Favorite Non Fiction:  The Port Chicago 50 by Steve Sheinkin

Favorite Memoir:   Raising Ryland by Hillary Whittington

Favorite Mystery:  Career of Evil by Robert Galbraith

Favorite Literary Fiction:  The Storied Life of AJ Fikry by Gabrielle Zevin

Favorite Supernatural Thriller-ish:  Saint Odd by Dean Koontz

And special mentions to:

Elly GriffithsThe Zig Zag Girl  looks like a great new series.

Jennifer Latham:  Scarlett Undercover was so fun and dark all at once.

Gary D. Schmidt:  Orbiting Jupiter had some of the loveliest language I read all year.

Oliver Tidy:   You had three great books on my list and kept me well-entertained with your blog.  (He Made Me, Particular Stupidities and Unhappy Families)

Sophie Kinsella:  Finding Audrey was funny and informative. Anxious people everywhere thank you.  And maybe you should be friends with Jenny Lawson.  Just saying.


commentWhat were your best books in 2015?  Any plans to read one that I’ve listed?  Please leave a comment.


Wishing you all a happy and healthy 2016!

Bad Kid by David Crabb

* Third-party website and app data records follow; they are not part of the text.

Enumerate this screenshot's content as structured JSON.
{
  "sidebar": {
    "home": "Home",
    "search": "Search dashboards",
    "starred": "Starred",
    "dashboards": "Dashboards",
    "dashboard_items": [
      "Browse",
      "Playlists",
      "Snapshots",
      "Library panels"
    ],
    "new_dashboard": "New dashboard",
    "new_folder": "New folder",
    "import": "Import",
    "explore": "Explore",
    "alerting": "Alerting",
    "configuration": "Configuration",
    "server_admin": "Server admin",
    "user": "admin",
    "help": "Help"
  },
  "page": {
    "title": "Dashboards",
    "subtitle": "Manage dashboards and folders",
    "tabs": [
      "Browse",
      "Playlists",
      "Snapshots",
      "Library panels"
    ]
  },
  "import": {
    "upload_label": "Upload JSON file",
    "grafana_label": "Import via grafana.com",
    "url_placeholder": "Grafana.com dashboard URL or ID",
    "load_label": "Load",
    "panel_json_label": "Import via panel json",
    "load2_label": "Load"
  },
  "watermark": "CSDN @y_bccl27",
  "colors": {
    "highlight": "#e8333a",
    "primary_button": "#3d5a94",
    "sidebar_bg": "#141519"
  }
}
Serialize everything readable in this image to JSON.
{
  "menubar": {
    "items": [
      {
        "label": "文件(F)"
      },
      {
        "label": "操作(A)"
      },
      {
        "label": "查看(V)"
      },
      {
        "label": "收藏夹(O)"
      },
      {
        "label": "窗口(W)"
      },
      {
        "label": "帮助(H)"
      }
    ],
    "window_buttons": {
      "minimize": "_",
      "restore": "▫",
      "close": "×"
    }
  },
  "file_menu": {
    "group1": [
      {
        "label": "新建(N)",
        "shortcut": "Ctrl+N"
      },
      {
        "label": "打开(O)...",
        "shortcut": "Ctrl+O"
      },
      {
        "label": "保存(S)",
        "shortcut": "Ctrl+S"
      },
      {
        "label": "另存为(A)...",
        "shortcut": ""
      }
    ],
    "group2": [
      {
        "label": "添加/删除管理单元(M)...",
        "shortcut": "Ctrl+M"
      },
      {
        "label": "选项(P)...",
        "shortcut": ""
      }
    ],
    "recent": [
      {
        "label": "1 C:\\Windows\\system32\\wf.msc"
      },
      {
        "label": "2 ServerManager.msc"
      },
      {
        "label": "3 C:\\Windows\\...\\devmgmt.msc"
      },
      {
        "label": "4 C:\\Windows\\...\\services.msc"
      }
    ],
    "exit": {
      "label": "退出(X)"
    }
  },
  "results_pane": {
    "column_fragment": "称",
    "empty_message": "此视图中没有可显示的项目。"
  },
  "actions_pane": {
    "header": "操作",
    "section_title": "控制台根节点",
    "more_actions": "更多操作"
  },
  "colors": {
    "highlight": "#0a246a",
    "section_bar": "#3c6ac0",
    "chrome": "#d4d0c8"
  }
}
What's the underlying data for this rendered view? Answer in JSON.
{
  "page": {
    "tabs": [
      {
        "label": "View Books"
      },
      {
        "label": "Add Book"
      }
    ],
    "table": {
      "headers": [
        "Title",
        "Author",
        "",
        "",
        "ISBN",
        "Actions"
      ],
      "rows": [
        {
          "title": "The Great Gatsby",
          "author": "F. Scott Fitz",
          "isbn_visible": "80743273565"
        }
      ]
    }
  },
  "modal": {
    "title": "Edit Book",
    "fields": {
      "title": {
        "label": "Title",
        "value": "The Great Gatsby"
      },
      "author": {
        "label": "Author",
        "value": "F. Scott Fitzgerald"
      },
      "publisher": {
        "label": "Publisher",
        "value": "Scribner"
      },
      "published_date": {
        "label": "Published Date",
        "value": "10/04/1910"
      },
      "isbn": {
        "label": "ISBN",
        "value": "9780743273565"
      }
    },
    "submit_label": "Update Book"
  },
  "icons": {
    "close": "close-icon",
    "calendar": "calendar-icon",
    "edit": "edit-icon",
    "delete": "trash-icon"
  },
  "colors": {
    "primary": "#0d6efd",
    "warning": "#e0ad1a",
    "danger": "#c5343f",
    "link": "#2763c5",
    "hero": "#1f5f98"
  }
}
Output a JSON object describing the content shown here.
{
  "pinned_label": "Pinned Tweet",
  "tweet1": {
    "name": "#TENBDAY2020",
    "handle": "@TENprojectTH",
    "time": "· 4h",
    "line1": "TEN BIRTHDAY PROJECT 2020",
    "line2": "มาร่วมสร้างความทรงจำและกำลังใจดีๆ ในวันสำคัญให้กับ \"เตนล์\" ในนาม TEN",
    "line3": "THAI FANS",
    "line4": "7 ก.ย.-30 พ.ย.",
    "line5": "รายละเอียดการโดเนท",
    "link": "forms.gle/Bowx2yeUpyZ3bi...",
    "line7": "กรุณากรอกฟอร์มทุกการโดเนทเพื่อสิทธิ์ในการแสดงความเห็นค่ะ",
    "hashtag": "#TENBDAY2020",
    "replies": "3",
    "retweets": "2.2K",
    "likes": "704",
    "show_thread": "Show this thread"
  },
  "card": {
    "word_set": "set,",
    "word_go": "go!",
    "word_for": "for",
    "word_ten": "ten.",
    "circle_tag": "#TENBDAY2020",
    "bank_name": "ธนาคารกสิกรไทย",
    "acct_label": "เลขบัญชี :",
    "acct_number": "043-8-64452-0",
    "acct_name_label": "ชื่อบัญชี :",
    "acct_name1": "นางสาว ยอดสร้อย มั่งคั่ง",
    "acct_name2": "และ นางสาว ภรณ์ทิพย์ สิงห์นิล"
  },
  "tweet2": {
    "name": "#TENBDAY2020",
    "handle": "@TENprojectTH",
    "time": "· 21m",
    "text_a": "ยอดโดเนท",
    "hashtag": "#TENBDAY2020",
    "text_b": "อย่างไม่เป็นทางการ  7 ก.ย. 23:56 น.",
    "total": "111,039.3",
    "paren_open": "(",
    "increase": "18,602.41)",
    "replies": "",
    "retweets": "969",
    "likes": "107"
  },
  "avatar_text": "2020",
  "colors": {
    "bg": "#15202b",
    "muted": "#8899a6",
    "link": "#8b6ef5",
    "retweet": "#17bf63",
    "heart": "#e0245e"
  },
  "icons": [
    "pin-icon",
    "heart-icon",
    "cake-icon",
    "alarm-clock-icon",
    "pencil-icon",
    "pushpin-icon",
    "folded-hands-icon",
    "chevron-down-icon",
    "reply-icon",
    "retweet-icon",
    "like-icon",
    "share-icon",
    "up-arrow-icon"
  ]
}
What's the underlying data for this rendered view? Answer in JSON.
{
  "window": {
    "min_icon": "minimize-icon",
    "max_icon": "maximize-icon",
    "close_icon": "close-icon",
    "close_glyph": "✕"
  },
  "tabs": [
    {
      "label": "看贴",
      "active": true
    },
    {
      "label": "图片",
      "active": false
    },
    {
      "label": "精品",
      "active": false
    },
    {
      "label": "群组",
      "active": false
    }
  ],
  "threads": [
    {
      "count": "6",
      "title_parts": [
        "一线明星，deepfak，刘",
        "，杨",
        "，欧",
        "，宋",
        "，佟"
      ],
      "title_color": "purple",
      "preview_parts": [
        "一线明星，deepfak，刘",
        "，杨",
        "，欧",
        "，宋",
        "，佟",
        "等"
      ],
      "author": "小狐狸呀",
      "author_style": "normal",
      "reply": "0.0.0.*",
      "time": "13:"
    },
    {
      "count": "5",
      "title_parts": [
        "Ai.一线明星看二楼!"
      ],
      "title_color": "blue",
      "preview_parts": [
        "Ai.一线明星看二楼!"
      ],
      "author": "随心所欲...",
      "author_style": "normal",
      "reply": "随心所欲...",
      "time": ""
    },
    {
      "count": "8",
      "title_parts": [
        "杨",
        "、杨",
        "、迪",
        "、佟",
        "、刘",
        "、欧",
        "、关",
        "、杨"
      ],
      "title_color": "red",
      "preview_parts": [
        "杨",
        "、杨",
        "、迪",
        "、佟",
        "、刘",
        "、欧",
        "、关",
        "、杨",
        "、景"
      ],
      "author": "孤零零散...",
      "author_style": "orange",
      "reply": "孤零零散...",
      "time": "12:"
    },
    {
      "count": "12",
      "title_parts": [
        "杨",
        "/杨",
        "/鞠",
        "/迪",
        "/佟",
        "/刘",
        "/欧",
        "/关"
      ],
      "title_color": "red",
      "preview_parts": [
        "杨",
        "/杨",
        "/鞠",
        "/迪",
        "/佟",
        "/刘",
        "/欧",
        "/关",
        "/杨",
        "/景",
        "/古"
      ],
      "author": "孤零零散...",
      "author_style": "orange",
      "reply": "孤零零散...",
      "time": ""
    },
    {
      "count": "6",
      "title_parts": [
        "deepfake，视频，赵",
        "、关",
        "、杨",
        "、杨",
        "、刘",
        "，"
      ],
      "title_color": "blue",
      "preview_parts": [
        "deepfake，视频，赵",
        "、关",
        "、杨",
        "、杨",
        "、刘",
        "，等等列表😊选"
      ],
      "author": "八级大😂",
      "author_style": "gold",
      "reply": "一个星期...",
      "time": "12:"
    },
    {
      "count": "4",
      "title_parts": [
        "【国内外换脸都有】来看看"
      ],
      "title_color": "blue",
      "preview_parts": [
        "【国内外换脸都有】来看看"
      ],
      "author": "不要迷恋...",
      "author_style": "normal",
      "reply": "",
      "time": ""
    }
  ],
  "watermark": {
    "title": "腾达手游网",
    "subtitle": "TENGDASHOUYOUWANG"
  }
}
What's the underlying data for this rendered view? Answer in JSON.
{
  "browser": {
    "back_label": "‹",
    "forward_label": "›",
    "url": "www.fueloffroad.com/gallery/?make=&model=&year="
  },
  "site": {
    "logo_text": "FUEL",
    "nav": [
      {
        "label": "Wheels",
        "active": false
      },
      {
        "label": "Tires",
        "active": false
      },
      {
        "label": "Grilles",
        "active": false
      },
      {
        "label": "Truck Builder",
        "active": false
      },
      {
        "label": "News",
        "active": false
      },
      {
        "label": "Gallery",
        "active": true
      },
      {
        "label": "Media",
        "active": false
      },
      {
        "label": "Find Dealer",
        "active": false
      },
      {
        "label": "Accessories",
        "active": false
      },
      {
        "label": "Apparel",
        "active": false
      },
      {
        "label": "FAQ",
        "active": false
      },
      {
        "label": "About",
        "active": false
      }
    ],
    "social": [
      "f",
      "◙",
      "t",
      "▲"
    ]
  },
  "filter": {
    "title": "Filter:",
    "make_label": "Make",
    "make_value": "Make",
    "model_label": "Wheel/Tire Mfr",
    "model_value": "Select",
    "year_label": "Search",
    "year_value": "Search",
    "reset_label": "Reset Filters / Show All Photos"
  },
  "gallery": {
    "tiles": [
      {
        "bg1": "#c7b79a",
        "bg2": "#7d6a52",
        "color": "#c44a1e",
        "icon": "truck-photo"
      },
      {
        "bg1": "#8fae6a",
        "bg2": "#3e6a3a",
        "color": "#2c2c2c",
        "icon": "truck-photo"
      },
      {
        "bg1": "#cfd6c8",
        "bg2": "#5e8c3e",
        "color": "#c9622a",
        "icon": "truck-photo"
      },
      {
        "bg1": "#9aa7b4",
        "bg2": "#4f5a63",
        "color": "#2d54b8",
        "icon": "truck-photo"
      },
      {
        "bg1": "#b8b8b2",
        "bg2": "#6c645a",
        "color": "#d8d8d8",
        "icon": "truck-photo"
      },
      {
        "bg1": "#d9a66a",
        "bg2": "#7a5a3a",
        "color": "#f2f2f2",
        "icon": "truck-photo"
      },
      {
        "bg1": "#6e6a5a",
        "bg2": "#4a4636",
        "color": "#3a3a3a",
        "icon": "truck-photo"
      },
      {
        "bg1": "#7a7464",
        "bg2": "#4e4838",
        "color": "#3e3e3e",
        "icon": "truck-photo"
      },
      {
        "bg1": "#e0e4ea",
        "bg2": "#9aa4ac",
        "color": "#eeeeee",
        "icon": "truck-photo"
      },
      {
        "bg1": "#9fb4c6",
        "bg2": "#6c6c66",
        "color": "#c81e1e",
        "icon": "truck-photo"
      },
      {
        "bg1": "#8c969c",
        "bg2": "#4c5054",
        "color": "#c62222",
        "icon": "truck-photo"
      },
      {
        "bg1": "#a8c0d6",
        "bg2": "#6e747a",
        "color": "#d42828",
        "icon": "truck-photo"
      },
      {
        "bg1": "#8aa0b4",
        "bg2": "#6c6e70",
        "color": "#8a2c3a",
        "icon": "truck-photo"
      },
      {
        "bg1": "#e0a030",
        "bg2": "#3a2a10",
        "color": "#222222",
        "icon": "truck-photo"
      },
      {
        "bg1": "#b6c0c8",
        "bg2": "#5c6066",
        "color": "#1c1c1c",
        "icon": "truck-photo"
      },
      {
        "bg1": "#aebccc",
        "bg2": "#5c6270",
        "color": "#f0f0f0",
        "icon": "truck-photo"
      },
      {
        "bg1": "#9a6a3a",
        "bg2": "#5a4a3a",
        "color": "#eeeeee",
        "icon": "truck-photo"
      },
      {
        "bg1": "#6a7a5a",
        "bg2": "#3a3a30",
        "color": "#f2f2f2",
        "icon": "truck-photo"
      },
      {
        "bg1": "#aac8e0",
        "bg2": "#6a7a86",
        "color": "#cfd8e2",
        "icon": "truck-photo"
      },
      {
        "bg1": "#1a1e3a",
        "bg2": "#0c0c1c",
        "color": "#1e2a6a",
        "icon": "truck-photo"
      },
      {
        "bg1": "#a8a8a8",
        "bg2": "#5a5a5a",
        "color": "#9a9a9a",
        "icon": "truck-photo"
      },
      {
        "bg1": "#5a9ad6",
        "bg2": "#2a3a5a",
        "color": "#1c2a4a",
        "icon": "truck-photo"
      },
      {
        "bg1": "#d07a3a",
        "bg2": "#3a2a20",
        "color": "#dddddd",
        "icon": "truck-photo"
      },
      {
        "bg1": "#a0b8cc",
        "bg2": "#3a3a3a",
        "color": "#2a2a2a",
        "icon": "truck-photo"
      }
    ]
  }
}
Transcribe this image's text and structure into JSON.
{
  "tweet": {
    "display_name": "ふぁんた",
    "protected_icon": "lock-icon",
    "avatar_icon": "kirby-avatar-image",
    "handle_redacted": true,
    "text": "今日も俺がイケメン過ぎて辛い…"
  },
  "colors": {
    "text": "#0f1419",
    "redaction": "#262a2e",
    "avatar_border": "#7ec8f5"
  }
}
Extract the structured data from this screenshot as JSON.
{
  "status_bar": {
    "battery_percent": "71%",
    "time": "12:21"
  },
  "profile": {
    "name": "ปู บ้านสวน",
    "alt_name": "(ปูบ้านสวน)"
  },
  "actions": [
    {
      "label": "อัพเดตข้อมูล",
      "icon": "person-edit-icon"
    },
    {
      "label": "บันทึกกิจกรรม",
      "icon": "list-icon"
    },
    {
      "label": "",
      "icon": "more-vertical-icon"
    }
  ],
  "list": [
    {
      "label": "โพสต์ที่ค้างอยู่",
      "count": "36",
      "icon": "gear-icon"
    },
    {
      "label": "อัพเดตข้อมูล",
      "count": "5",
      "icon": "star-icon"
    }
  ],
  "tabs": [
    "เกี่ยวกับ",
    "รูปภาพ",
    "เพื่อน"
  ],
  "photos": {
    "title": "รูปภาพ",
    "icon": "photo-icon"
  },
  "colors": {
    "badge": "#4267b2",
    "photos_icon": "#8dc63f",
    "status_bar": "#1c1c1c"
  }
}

I read this book for Book Riot’s Read Harder Challenge, task #5
Yes, I liked the book, no I did not like every page. Thankfully David Crabb is funny or this book would be too sad. I worry about kids like David – they are not bad but they are making bad choices. In David’s favor, he’s got a lot of love in his life. While his dad truly struggles with David’s life choices and sexuality he loves him just the same. I adore his mother and the way she talks about herself in the third person. Crabb has captured her spirit beautifully.

Look for David at some upcoming Moth storytelling events.

Check out the trailer for the book to get a sense of the humor and sadness.